Plain white t-shirts are fixtures in any American wardrobe but these particular ones, made of finely woven cotton, seem to provide more bang for the buck.
Little noticed by customers is the ‘Made in Haiti’ label --a seal of workmanship in one of the US’s most competitive markets, the textile industry, which seems to be opening up opportunities for Haitian entrepreneurs and investors.
Codevi, the maker of Calvin Klein t-shirts and other brand garments, employs more than 6,000 Haitians in its Ouanaminthe factory -- a significant contribution to full-time employment in a country where 80 per cent of the workforce is self-employed or works informally.
Decision makers, experts and regular folks on the western half of Hispaniola, agree that more quality jobs are really the only factor that can improve Haiti’s long-term prospects and boost the country’s immediate recovery.
World Bank President Jim Yong Kim hopes to add momentum to this proposition on his first visit to Haiti since taking the helm of the multilateral institution.
Kim will impress the importance of boosting jobs upon Haiti’s senior leadership, including President Michel Martelly and Prime Minister Laurent Lamothe as well as on business leaders, who he’s scheduled to meet over the next two days.
“While there has been much progress in rebuilding Haiti, the country's reconstruction and development will require a sustained effort for a long time.

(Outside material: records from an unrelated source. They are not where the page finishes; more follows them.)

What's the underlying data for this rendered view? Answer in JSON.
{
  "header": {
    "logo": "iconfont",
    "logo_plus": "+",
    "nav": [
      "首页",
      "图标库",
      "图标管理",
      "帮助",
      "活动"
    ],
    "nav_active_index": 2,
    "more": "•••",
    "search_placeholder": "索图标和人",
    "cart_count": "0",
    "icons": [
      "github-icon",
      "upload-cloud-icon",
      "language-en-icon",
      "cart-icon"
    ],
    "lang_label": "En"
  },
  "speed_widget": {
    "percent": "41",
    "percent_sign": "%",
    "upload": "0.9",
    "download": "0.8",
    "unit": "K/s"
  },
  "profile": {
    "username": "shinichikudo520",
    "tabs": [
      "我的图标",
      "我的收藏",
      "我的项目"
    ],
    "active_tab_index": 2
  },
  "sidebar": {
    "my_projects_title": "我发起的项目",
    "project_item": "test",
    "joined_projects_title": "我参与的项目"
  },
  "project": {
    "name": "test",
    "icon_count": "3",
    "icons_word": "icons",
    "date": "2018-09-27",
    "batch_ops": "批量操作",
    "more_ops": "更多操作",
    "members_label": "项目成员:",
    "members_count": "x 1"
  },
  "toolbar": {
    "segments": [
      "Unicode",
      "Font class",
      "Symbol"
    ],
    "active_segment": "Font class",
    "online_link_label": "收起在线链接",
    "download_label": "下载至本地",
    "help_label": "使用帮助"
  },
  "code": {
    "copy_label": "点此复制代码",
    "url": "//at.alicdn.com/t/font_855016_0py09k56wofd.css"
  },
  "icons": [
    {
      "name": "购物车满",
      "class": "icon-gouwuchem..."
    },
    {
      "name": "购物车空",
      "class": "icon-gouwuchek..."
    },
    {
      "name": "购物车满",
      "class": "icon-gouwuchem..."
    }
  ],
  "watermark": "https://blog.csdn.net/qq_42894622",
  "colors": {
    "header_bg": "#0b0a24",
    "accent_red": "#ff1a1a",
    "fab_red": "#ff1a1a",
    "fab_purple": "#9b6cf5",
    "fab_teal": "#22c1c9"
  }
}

We are committed to supporting Haiti as it moves from emergency reconstruction to economic development in order to create new opportunities for all,” Kim said.
Private investments in the service sector, which tends to create the most jobs, are on the increase.
Power plant E-power, Codevi industrial park, Vietnamese telecom Viettel and the Leopard capital fund are just some recent examples of large local and foreign investments made in association with local entrepreneurs. These ventures, supported by IFC, are creating thousands of well- paying jobs in Haiti.
But it’s not quite enough. The informal sector is still a strong magnet, attracting the majority of Haiti’s 4 million-strong workforce. Mostly made up of unregulated micro and small businesses, the informal sector pays low salaries and provides precarious working conditions, a reflection of low-productivity and lack of economies of scales, according to experts.